# WORK ORDER
Whenever a line in the entries includes the word "structure", copy that line out.

# WORKING DATA
:::

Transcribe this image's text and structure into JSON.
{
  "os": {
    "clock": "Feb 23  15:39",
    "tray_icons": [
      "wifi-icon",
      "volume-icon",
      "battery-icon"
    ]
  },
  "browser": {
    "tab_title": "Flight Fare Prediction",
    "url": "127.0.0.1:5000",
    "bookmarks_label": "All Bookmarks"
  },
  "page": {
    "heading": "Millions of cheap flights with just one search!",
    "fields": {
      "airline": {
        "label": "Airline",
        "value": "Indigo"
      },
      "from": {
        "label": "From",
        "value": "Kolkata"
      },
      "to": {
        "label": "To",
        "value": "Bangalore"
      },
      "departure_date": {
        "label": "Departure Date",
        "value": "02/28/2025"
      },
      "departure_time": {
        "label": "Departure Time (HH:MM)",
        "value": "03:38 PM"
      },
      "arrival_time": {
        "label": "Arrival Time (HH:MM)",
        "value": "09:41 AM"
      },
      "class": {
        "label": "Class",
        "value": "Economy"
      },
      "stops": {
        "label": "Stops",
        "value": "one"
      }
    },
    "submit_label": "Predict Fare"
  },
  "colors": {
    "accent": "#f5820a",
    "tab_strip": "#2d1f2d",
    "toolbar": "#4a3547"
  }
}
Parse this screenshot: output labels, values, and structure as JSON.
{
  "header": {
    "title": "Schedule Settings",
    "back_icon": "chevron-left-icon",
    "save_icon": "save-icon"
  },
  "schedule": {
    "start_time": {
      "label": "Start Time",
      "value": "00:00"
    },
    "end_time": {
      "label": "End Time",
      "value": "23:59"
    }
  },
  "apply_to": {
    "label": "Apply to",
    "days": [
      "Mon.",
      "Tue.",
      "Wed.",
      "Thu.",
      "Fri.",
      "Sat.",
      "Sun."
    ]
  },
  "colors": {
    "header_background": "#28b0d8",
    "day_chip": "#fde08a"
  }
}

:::

# ANSWER SECTION
Transcribe this image's text and structure into JSON.
Parse this screenshot: output labels, values, and structure as JSON.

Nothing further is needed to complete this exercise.